April 8, 2010 5:00 pm
Free and open to the public
Writer, publisher, feminist, activist and historian Urvashi Butalia speaks about her recent work on India, largely based on collected oral histories. Born in Ambala, India in 1952, Butalia attended Delhi University and received her Masters in South Asian Studies from the University of London in 1977.
In 1982, she joined Zed Books, and helped to set up their Women and Gender list, before returning to Delhi in 1984 to co-found Kali for Women, India’s first feminist publishing house. Kali was set up to increase the body of knowledge on women in the developing world and provide a forum for women writers. Butalia is now the director of Zubaan Books, which she founded in 2003, and which is an imprint of Kali.
Butalia has also written on gender, communalism, fundamentalism and media. She co-edited In Other Words: New Writing by Indian Women (1994) and her books include Making a Difference: Feminist Publishing in the South (1995), Women and Right Wing Movements: Indian Experiences (1995), and Speaking Peace: Women’s Voices from Kashmir (2002). In 1998, she wrote the award-winning The Other Side of Silence: Voices from the Partition of India.

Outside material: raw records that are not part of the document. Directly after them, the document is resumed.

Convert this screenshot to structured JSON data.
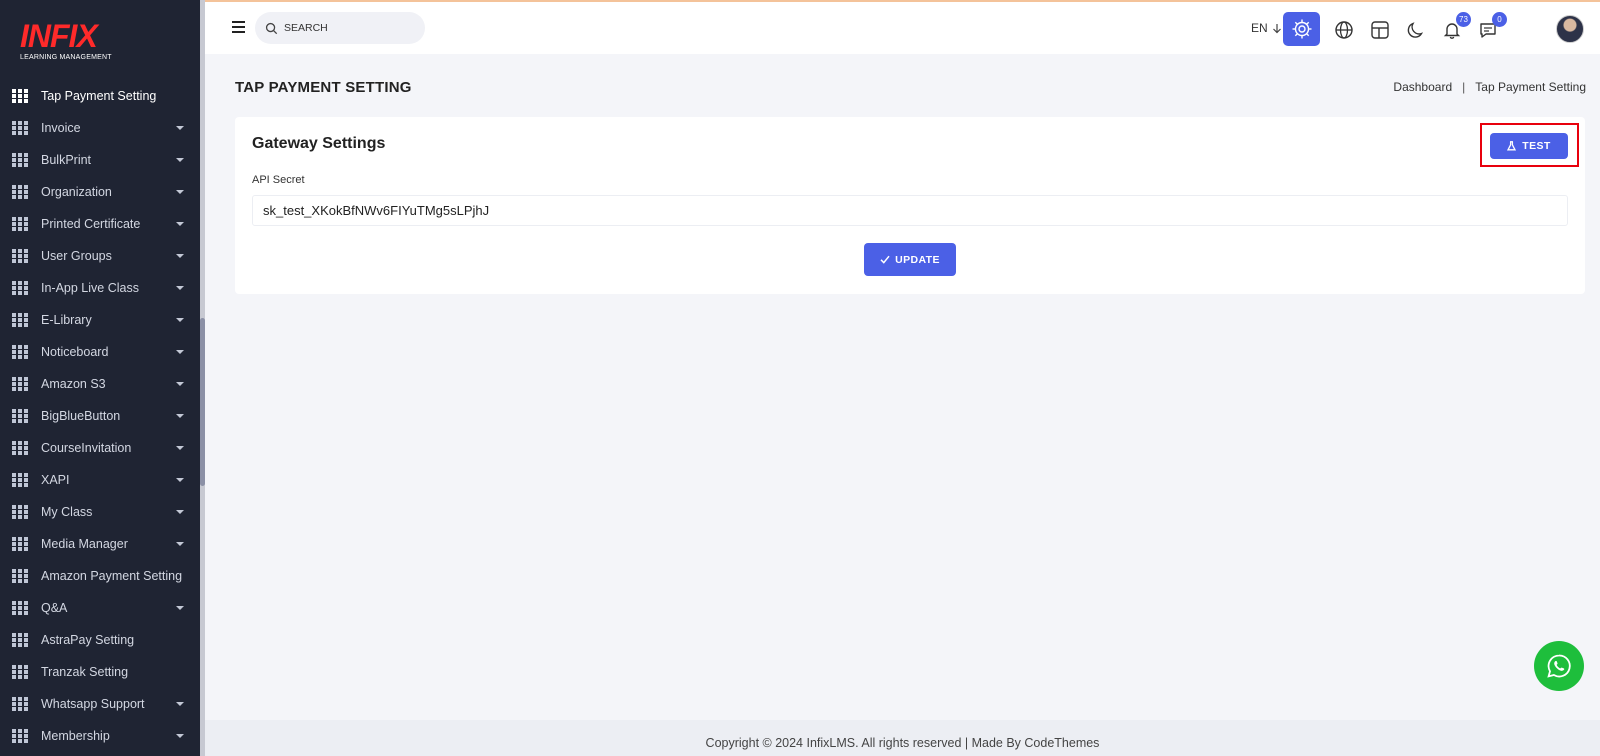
{
  "logo": {
    "word": "INFIX",
    "subtitle": "LEARNING MANAGEMENT"
  },
  "sidebar": {
    "items": [
      {
        "label": "Tap Payment Setting",
        "has_submenu": false,
        "active": true
      },
      {
        "label": "Invoice",
        "has_submenu": true
      },
      {
        "label": "BulkPrint",
        "has_submenu": true
      },
      {
        "label": "Organization",
        "has_submenu": true
      },
      {
        "label": "Printed Certificate",
        "has_submenu": true
      },
      {
        "label": "User Groups",
        "has_submenu": true
      },
      {
        "label": "In-App Live Class",
        "has_submenu": true
      },
      {
        "label": "E-Library",
        "has_submenu": true
      },
      {
        "label": "Noticeboard",
        "has_submenu": true
      },
      {
        "label": "Amazon S3",
        "has_submenu": true
      },
      {
        "label": "BigBlueButton",
        "has_submenu": true
      },
      {
        "label": "CourseInvitation",
        "has_submenu": true
      },
      {
        "label": "XAPI",
        "has_submenu": true
      },
      {
        "label": "My Class",
        "has_submenu": true
      },
      {
        "label": "Media Manager",
        "has_submenu": true
      },
      {
        "label": "Amazon Payment Setting",
        "has_submenu": false
      },
      {
        "label": "Q&A",
        "has_submenu": true
      },
      {
        "label": "AstraPay Setting",
        "has_submenu": false
      },
      {
        "label": "Tranzak Setting",
        "has_submenu": false
      },
      {
        "label": "Whatsapp Support",
        "has_submenu": true
      },
      {
        "label": "Membership",
        "has_submenu": true
      }
    ]
  },
  "topbar": {
    "search_placeholder": "SEARCH",
    "language": "EN",
    "notifications_count": "73",
    "messages_count": "0"
  },
  "page": {
    "title": "TAP PAYMENT SETTING",
    "breadcrumb": [
      "Dashboard",
      "Tap Payment Setting"
    ]
  },
  "card": {
    "title": "Gateway Settings",
    "test_label": "TEST",
    "field_label": "API Secret",
    "field_value": "sk_test_XKokBfNWv6FIYuTMg5sLPjhJ",
    "update_label": "UPDATE"
  },
  "footer": {
    "text": "Copyright © 2024 InfixLMS. All rights reserved | Made By CodeThemes"
  },
  "colors": {
    "sidebar": "#1f2433",
    "accent": "#4b60e6",
    "highlight": "#e8000d",
    "whatsapp": "#1ebe3c"
  }
}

Sponsored by the Asian and Middle Eastern Studies Department (AMES), the Duke University Center for International Studies, Duke Women’s Studies, the Duke Program in the Study of Sexualities, the Duke Center for LGBT Life and the Duke Human Rights Center.